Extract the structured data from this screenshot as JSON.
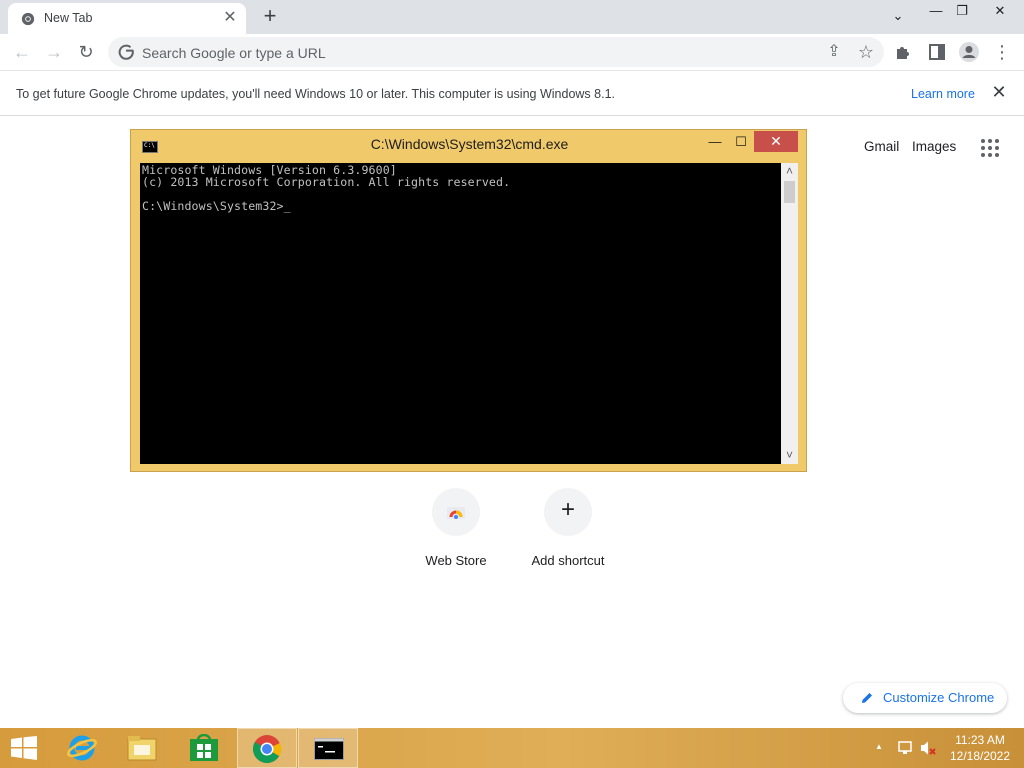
{
  "browser": {
    "tab": {
      "title": "New Tab",
      "favicon": "chrome-icon",
      "close_glyph": "✕"
    },
    "new_tab_glyph": "+",
    "window_controls": {
      "tab_search": "⌄",
      "minimize": "—",
      "restore": "❐",
      "close": "✕"
    },
    "toolbar": {
      "back": "←",
      "forward": "→",
      "reload": "↻",
      "omnibox_placeholder": "Search Google or type a URL",
      "share": "⇪",
      "bookmark": "☆",
      "extensions": "puzzle-icon",
      "side_panel": "side-panel-icon",
      "profile": "profile-icon",
      "menu": "⋮"
    },
    "infobar": {
      "message": "To get future Google Chrome updates, you'll need Windows 10 or later. This computer is using Windows 8.1.",
      "link": "Learn more",
      "close_glyph": "✕"
    }
  },
  "ntp": {
    "links": {
      "gmail": "Gmail",
      "images": "Images"
    },
    "shortcuts": [
      {
        "label": "Web Store",
        "icon": "webstore-icon"
      },
      {
        "label": "Add shortcut",
        "icon": "plus-icon",
        "glyph": "+"
      }
    ],
    "customize": {
      "label": "Customize Chrome",
      "icon": "pencil-icon"
    }
  },
  "cmd": {
    "title": "C:\\Windows\\System32\\cmd.exe",
    "controls": {
      "minimize": "—",
      "maximize": "☐",
      "close": "✕"
    },
    "lines": [
      "Microsoft Windows [Version 6.3.9600]",
      "(c) 2013 Microsoft Corporation. All rights reserved.",
      "",
      "C:\\Windows\\System32>_"
    ],
    "scroll_up": "˄",
    "scroll_down": "˅"
  },
  "taskbar": {
    "items": [
      {
        "name": "start",
        "icon": "windows-logo-icon"
      },
      {
        "name": "internet-explorer",
        "icon": "ie-icon"
      },
      {
        "name": "file-explorer",
        "icon": "folder-icon"
      },
      {
        "name": "store",
        "icon": "store-icon"
      },
      {
        "name": "chrome",
        "icon": "chrome-icon"
      },
      {
        "name": "cmd",
        "icon": "cmd-icon"
      }
    ],
    "tray": {
      "show_hidden": "▲",
      "network": "network-icon",
      "volume": "volume-muted-icon"
    },
    "clock": {
      "time": "11:23 AM",
      "date": "12/18/2022"
    }
  },
  "colors": {
    "chrome_blue": "#1a73e8",
    "tabstrip": "#dee1e6",
    "cmd_frame": "#f0c96a",
    "cmd_close": "#c7504a",
    "taskbar": "#d69b3c"
  }
}
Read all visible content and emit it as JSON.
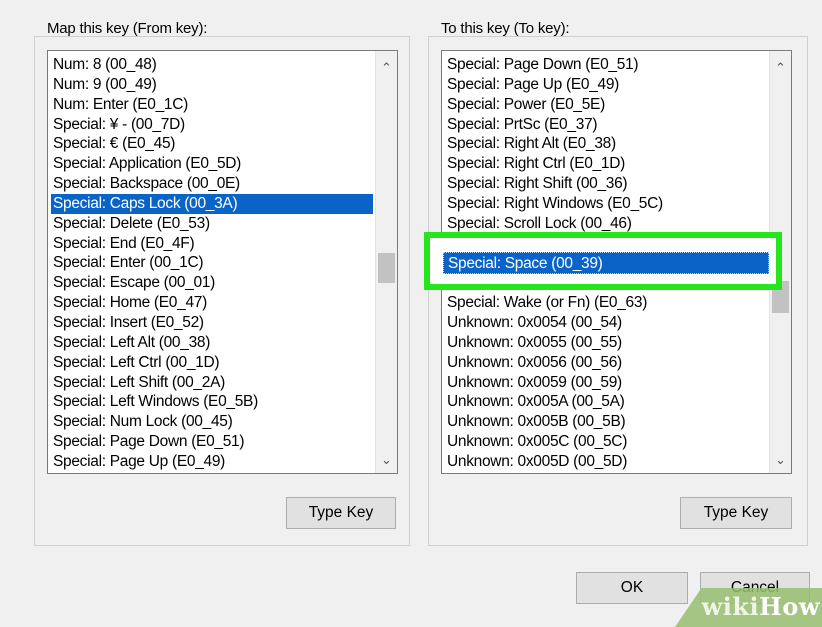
{
  "from_key": {
    "label": "Map this key (From key):",
    "items": [
      "Num: 8 (00_48)",
      "Num: 9 (00_49)",
      "Num: Enter (E0_1C)",
      "Special: ¥ - (00_7D)",
      "Special: € (E0_45)",
      "Special: Application (E0_5D)",
      "Special: Backspace (00_0E)",
      "Special: Caps Lock (00_3A)",
      "Special: Delete (E0_53)",
      "Special: End (E0_4F)",
      "Special: Enter (00_1C)",
      "Special: Escape (00_01)",
      "Special: Home (E0_47)",
      "Special: Insert (E0_52)",
      "Special: Left Alt (00_38)",
      "Special: Left Ctrl (00_1D)",
      "Special: Left Shift (00_2A)",
      "Special: Left Windows (E0_5B)",
      "Special: Num Lock (00_45)",
      "Special: Page Down (E0_51)",
      "Special: Page Up (E0_49)"
    ],
    "selected_index": 7,
    "type_key_label": "Type Key"
  },
  "to_key": {
    "label": "To this key (To key):",
    "items": [
      "Special: Page Down (E0_51)",
      "Special: Page Up (E0_49)",
      "Special: Power (E0_5E)",
      "Special: PrtSc (E0_37)",
      "Special: Right Alt (E0_38)",
      "Special: Right Ctrl (E0_1D)",
      "Special: Right Shift (00_36)",
      "Special: Right Windows (E0_5C)",
      "Special: Scroll Lock (00_46)",
      "",
      "",
      "",
      "Special: Wake (or Fn) (E0_63)",
      "Unknown: 0x0054 (00_54)",
      "Unknown: 0x0055 (00_55)",
      "Unknown: 0x0056 (00_56)",
      "Unknown: 0x0059 (00_59)",
      "Unknown: 0x005A (00_5A)",
      "Unknown: 0x005B (00_5B)",
      "Unknown: 0x005C (00_5C)",
      "Unknown: 0x005D (00_5D)"
    ],
    "selected_item": "Special: Space (00_39)",
    "type_key_label": "Type Key"
  },
  "buttons": {
    "ok": "OK",
    "cancel": "Cancel"
  },
  "scroll_icons": {
    "up": "chevron-up-icon",
    "down": "chevron-down-icon"
  },
  "watermark": {
    "part1": "wiki",
    "part2": "How"
  },
  "colors": {
    "selection": "#0a64c8",
    "highlight_frame": "#25e61c"
  }
}
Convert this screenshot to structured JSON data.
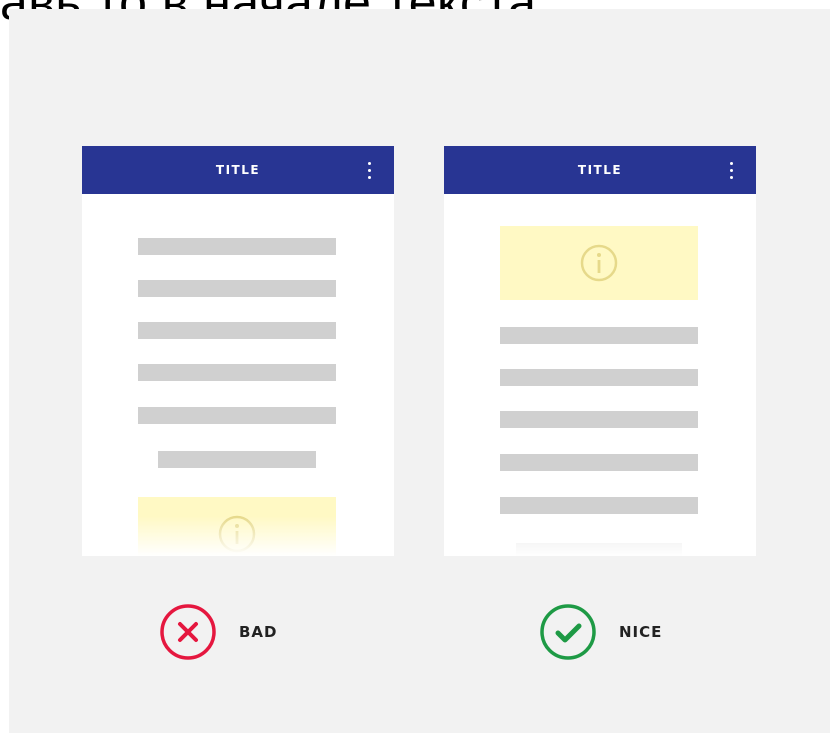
{
  "top_text": "авь то в начале текста",
  "left_mockup": {
    "appbar_title": "TITLE",
    "info_icon": "info-circle-icon",
    "menu_icon": "more-vert-icon",
    "verdict": {
      "label": "BAD",
      "icon": "cross-circle-icon",
      "color": "#e5173f"
    }
  },
  "right_mockup": {
    "appbar_title": "TITLE",
    "info_icon": "info-circle-icon",
    "menu_icon": "more-vert-icon",
    "verdict": {
      "label": "NICE",
      "icon": "check-circle-icon",
      "color": "#1e9a45"
    }
  },
  "colors": {
    "appbar": "#283593",
    "background": "#f2f2f2",
    "placeholder_line": "#d0d0d0",
    "info_box": "#fff9c4",
    "info_icon": "#e6d98a"
  }
}
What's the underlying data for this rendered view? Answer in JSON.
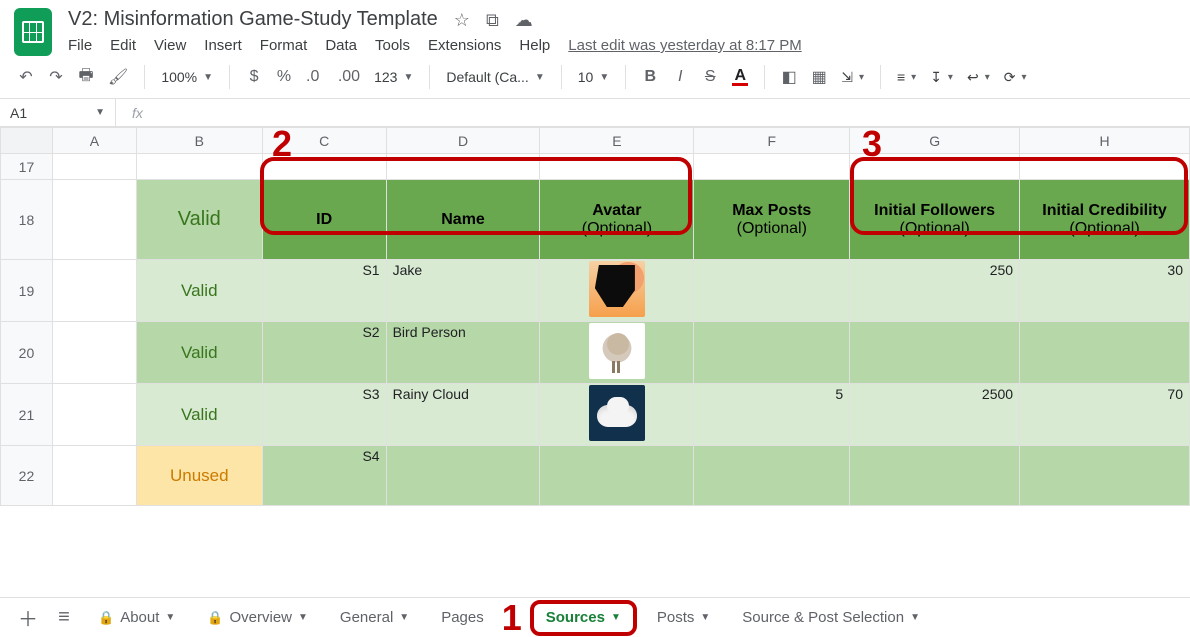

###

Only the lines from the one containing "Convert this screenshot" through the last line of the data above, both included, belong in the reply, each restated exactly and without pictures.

TASK RESPONSE
Convert this screenshot to structured JSON data.
{
  "top_text": "авь то в начале текста",
  "left_mockup": {
    "appbar_title": "TITLE",
    "info_icon": "info-circle-icon",
    "menu_icon": "more-vert-icon",
    "verdict": {
      "label": "BAD",
      "icon": "cross-circle-icon",
      "color": "#e5173f"
    }
  },
  "right_mockup": {
    "appbar_title": "TITLE",
    "info_icon": "info-circle-icon",
    "menu_icon": "more-vert-icon",
    "verdict": {
      "label": "NICE",
      "icon": "check-circle-icon",
      "color": "#1e9a45"
    }
  },
  "colors": {
    "appbar": "#283593",
    "background": "#f2f2f2",
    "placeholder_line": "#d0d0d0",
    "info_box": "#fff9c4",
    "info_icon": "#e6d98a"
  }
}
What's the underlying data for this rendered view? Answer in JSON.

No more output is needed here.